2007, , ,

Routing packets is a central function of multi-hop wireless networks. Traditionally, there have been two paradigms for routing, either based on the geographical coordinates of the nodes (geographic routing), or based on the connectivity graph (topology-based routing). The former implicitly assumes that geometry determines connectivity, whereas the latter does not exploit this inherent geometry of wireless networks, and assumes a general graph instead. In this paper, we explore ideas that attempt to bridge these two paradigms. We do so by investigating routing techniques based on metric embeddings of the connectivity graph. If this graph is closely related to the underlying geometry of the nodes, then it is possible to embed the graph in a low-dimensional normed space. This keeps the overhead of the routing protocol low. We specifically explore embeddings of dynamic networks induced by channel fading and mobility. This motivates the novel problem of stable embeddings, where the additional goal is to maintain an embedding over time, such that the evolution of the embedding faithfully captures the evolution of the underlying graph itself. This is crucial to limit the control overhead of the routing protocol, and to ensure that our approach is scalable.

2007, , ,

Wireless routing based on an embedding of the connectivity graph is a very promising technique to overcome shortcomings of geographic routing and topology-based routing. This is of particular interest when either absolute coordinates for geographic routing are unavailable or when they poorly reflect the underlying connectivity in the network. We focus on dynamic networks induced by time-varying fading and mobility. This requires that the embedding is stable over time, whereas the focus of most existing embedding algorithms is on low distortion of single realizations of a graph. We develop a beaconbased distributed embedding algorithm that requires little control overhead, produces low distortion embeddings, and is stable. We also show that a low-dimensional embedding suffices, since at a sufficiently large scale, wireless connectivity graphs are dictated by geometry. The stability of the embedding allows us to combine georouting on the embedding with last encounter routing (LER) for node lookup, further reducing the control overhead.
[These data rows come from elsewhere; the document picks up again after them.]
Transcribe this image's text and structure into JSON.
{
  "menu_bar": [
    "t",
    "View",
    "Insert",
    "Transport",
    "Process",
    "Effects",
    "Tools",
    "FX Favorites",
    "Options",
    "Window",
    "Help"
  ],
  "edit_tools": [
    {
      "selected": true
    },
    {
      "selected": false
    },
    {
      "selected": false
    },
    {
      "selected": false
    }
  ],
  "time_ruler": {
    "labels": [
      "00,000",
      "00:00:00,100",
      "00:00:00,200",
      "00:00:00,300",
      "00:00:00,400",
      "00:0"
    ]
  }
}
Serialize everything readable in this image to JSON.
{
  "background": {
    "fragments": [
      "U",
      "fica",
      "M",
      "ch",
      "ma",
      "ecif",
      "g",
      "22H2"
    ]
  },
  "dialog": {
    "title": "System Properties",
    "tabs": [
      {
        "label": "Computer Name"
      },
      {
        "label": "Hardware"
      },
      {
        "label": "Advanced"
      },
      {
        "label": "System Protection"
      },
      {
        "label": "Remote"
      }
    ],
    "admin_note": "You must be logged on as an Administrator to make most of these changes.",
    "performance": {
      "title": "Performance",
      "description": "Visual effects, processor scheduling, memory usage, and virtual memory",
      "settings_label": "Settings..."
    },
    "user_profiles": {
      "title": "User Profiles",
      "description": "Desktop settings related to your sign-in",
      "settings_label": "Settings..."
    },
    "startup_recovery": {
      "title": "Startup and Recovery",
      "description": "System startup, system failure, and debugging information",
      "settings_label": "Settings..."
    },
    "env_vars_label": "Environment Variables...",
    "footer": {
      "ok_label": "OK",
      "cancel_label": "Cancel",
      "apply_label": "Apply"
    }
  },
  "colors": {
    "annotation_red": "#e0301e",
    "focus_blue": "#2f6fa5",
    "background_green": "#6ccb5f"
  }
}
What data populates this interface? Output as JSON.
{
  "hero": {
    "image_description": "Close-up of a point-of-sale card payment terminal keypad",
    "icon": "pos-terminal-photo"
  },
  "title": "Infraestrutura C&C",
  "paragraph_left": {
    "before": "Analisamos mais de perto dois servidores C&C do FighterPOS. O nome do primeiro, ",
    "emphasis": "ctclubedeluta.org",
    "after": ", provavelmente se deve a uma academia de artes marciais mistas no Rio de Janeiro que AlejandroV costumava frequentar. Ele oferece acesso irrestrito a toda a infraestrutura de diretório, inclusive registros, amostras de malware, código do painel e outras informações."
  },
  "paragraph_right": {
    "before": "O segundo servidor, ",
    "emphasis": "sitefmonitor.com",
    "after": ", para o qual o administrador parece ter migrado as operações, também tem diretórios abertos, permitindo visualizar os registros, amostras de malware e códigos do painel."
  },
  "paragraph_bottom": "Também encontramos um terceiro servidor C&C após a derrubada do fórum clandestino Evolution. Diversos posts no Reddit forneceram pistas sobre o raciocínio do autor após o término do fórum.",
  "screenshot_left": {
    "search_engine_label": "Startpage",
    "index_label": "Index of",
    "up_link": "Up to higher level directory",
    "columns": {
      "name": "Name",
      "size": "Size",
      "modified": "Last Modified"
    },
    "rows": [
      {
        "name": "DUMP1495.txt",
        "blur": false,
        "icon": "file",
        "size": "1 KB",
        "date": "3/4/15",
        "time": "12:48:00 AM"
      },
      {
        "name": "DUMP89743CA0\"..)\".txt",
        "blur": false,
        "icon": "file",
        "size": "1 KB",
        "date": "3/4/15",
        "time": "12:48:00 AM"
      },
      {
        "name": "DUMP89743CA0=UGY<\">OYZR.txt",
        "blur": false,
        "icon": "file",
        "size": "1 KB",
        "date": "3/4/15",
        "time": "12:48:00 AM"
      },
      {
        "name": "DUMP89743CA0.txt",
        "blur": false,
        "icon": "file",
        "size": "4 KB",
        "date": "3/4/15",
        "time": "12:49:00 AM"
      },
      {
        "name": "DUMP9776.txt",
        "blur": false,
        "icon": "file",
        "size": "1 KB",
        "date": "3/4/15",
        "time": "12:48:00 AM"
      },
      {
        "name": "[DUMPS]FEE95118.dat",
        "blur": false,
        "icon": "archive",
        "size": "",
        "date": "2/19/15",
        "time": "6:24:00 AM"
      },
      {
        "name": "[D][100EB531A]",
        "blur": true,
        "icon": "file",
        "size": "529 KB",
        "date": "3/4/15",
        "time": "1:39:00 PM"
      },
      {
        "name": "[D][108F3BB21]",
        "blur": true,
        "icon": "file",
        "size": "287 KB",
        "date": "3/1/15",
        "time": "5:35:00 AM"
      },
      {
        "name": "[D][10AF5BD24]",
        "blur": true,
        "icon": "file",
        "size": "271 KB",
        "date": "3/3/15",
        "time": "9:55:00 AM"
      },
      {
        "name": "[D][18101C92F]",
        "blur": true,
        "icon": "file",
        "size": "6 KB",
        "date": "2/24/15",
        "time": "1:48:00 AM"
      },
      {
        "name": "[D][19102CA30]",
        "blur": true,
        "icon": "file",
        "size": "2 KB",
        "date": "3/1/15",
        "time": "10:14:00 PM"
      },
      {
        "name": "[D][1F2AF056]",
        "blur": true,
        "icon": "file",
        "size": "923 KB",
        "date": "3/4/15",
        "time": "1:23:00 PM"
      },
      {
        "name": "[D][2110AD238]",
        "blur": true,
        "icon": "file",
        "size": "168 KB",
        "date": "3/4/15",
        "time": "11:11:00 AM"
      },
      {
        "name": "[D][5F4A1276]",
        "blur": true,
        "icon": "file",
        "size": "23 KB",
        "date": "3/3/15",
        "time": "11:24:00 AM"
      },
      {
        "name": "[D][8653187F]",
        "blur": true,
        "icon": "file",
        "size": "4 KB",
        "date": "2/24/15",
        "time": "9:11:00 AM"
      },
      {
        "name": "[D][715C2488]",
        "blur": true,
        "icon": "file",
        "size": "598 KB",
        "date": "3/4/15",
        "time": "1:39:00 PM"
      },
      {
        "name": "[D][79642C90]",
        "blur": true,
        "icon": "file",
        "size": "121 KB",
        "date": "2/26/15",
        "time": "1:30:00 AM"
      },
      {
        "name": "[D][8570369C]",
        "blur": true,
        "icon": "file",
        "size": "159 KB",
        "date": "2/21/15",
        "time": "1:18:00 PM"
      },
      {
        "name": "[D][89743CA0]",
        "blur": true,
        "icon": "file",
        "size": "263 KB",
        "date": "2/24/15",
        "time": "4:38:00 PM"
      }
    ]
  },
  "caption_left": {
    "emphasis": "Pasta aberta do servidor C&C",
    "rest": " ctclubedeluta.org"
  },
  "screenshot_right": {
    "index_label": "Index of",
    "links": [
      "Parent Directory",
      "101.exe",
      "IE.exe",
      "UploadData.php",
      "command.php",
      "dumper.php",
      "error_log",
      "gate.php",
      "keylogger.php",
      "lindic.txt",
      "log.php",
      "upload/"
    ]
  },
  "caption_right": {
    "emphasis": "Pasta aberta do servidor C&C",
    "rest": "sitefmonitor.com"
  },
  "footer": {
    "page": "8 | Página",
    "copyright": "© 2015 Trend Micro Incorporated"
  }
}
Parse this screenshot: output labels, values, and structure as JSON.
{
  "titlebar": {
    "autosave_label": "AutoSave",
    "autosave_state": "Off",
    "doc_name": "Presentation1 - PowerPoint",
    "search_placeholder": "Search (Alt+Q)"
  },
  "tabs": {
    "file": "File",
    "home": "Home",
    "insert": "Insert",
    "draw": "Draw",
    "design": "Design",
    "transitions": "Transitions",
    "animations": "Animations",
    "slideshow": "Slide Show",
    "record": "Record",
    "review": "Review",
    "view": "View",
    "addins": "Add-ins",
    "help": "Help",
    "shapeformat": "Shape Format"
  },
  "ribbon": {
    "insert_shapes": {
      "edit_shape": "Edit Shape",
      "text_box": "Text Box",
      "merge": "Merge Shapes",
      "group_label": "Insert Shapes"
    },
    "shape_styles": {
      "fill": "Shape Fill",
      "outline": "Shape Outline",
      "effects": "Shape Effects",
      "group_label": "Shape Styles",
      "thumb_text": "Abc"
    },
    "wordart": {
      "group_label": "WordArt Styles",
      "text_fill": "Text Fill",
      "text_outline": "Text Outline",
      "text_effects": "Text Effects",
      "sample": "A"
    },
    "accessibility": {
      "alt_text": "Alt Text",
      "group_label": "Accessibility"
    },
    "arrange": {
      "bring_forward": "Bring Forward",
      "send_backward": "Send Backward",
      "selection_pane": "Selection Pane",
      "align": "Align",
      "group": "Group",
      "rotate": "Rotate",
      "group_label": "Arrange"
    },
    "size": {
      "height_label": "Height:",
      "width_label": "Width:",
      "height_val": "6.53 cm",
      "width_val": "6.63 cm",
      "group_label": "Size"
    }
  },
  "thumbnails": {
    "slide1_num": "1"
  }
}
Our routing algorithm avoids dead ends through randomized greedy forwarding. We demonstrate through extensive simulations that our combined embedding and routing scheme outperforms existing algorithms. I. INTRODUCTION

2007